### Input records:

◆ ◆ ◆ ◆ ◆

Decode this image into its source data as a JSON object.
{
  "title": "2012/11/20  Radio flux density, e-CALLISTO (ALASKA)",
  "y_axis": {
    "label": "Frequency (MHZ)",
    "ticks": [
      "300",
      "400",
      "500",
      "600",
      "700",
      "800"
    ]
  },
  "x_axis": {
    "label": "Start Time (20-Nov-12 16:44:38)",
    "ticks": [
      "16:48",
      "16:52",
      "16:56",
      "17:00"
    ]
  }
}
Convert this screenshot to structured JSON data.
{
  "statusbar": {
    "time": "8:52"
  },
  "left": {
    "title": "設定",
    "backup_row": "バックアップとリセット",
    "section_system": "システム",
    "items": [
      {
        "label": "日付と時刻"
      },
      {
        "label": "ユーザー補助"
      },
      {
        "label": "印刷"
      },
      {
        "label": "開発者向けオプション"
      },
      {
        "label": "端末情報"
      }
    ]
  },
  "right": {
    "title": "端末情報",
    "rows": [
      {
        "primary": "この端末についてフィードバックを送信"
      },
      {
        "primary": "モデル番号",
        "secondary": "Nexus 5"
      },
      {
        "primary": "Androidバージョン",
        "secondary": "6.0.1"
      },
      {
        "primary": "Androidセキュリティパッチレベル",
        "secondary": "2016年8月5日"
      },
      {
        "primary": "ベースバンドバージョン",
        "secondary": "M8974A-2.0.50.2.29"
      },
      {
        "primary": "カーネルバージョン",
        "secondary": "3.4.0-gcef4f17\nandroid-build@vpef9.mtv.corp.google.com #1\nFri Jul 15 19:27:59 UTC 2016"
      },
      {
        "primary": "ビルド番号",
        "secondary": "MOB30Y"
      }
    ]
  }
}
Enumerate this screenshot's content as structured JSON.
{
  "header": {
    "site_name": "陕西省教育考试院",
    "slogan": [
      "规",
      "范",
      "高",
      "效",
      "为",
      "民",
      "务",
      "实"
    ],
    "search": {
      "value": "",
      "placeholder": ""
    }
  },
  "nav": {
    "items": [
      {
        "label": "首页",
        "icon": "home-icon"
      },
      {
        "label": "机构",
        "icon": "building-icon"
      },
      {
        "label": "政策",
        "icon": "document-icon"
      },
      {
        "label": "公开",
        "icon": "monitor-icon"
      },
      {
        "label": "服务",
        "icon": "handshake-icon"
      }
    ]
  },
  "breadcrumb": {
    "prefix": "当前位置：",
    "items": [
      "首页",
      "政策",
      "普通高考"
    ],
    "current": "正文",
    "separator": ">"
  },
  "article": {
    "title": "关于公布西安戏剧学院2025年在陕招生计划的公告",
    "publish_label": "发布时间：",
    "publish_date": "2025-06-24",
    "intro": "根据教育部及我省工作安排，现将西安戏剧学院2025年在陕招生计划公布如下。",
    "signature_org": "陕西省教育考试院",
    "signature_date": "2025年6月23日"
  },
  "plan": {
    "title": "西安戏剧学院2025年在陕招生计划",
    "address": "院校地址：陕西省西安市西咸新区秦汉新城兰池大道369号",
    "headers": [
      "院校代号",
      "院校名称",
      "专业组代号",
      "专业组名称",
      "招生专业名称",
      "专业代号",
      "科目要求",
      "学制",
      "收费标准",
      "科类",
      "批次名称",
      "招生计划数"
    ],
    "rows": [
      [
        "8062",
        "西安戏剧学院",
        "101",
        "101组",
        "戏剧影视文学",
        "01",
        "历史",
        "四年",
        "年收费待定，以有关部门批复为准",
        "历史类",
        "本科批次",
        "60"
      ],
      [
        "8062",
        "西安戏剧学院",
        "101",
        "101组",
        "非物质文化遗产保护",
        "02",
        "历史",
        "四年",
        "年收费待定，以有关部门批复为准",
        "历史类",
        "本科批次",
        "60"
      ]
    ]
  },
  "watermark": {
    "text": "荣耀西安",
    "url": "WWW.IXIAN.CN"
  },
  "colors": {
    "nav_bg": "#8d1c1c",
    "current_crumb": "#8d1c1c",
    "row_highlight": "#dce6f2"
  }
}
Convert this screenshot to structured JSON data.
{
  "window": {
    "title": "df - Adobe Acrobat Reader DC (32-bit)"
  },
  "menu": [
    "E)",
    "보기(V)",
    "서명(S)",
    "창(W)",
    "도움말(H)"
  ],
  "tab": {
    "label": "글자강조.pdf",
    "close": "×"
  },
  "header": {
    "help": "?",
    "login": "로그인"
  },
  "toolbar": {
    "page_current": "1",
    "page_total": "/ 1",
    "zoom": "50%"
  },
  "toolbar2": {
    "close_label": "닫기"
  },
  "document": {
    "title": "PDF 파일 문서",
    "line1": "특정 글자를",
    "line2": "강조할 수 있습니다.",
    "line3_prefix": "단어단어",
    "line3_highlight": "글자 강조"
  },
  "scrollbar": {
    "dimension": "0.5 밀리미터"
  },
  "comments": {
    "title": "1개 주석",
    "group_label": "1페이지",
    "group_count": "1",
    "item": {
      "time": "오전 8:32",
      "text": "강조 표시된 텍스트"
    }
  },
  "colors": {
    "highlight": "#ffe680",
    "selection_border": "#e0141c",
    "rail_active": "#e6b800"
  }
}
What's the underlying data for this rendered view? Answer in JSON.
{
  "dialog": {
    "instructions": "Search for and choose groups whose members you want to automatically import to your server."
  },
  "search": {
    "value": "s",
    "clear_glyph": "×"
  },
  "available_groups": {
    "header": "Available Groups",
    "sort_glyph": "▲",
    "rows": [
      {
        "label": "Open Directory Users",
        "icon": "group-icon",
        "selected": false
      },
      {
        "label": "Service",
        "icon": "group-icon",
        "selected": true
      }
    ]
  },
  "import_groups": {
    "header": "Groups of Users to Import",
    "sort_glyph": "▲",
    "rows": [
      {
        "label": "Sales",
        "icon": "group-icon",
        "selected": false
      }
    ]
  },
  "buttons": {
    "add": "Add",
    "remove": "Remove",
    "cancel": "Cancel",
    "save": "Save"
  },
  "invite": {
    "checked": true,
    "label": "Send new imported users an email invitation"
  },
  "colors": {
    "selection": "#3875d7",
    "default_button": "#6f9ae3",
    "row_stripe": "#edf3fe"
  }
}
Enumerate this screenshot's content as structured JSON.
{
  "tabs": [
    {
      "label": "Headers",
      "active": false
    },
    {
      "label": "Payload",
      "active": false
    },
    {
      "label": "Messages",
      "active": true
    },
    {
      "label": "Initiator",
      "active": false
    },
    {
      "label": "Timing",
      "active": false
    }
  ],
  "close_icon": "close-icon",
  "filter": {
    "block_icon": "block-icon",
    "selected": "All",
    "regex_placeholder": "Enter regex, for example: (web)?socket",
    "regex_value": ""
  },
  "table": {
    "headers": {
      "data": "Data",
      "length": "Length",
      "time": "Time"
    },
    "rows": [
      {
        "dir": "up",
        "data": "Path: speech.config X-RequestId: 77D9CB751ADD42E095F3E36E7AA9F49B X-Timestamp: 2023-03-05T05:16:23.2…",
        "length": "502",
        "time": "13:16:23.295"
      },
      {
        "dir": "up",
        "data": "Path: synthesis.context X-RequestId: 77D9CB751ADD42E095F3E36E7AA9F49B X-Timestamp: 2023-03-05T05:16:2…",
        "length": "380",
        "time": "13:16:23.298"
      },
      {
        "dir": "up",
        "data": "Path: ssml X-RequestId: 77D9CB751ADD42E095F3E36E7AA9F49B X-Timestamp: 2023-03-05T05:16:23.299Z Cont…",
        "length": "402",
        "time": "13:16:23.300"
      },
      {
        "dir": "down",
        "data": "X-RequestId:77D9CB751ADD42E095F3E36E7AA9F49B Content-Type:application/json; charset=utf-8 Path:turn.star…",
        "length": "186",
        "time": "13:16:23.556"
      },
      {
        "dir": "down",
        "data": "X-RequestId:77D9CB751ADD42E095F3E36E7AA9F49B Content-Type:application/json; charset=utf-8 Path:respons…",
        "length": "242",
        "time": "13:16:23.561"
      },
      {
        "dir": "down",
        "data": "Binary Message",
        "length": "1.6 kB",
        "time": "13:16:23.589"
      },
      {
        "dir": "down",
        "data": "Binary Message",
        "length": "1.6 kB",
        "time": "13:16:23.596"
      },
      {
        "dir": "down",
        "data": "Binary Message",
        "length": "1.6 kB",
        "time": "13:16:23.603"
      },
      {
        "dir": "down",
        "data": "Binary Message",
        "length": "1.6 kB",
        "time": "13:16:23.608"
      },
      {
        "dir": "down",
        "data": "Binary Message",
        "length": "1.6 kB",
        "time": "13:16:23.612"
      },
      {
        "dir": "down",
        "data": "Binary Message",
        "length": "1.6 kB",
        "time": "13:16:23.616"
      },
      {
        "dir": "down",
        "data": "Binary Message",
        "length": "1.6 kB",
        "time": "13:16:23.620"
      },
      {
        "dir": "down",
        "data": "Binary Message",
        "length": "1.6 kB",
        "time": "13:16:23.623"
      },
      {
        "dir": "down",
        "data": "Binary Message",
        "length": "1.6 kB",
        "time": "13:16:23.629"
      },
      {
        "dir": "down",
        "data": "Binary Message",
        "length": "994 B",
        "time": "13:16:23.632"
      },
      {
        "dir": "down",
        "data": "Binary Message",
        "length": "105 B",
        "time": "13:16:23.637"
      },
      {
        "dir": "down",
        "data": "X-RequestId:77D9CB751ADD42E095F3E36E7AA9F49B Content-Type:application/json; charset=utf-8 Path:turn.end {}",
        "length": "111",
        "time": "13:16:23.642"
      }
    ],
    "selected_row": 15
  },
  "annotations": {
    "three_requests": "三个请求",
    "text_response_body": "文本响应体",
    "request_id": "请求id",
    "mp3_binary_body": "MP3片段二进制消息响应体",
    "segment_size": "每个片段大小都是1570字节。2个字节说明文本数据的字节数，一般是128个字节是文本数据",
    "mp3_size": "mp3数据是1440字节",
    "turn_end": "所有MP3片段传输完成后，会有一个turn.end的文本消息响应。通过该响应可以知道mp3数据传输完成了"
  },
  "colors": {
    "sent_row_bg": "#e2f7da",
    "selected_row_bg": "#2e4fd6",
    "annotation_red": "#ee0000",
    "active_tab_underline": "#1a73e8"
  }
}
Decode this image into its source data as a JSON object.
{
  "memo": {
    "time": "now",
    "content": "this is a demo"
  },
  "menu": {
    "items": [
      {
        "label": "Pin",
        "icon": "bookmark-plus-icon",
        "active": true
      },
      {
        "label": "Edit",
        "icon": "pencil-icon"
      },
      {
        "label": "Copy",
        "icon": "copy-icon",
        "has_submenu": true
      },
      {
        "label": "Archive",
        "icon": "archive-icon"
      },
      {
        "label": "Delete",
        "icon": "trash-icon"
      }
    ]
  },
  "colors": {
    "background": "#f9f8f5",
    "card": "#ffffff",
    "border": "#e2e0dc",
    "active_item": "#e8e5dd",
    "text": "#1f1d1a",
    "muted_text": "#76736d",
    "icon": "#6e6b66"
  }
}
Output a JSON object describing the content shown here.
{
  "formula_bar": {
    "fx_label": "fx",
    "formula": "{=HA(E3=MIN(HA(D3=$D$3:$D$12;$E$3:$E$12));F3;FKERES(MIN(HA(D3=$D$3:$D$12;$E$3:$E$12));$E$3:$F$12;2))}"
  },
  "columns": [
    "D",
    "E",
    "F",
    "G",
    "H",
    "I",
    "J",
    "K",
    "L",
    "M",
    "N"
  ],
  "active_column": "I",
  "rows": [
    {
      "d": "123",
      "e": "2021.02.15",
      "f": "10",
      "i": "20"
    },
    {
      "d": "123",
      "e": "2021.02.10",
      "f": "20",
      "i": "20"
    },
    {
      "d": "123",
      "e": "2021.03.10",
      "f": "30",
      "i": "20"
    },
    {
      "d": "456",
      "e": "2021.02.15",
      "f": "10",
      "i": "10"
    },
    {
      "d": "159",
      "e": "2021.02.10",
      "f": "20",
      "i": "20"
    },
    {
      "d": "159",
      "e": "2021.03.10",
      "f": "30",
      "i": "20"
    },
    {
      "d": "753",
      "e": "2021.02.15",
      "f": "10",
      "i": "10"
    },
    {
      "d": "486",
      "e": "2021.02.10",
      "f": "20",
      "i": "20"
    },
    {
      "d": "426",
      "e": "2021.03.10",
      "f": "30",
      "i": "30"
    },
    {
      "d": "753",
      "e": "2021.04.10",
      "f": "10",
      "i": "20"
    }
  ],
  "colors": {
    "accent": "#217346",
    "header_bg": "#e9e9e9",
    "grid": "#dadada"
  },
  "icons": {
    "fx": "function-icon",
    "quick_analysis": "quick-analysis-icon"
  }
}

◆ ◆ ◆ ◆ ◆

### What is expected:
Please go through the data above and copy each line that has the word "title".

### Response area:
  "title": "2012/11/20  Radio flux density, e-CALLISTO (ALASKA)",
    "title": "設定",
    "title": "端末情報",
    "title": "关于公布西安戏剧学院2025年在陕招生计划的公告",
    "title": "西安戏剧学院2025年在陕招生计划",
    "title": "df - Adobe Acrobat Reader DC (32-bit)"
    "title": "PDF 파일 문서",
    "title": "1개 주석",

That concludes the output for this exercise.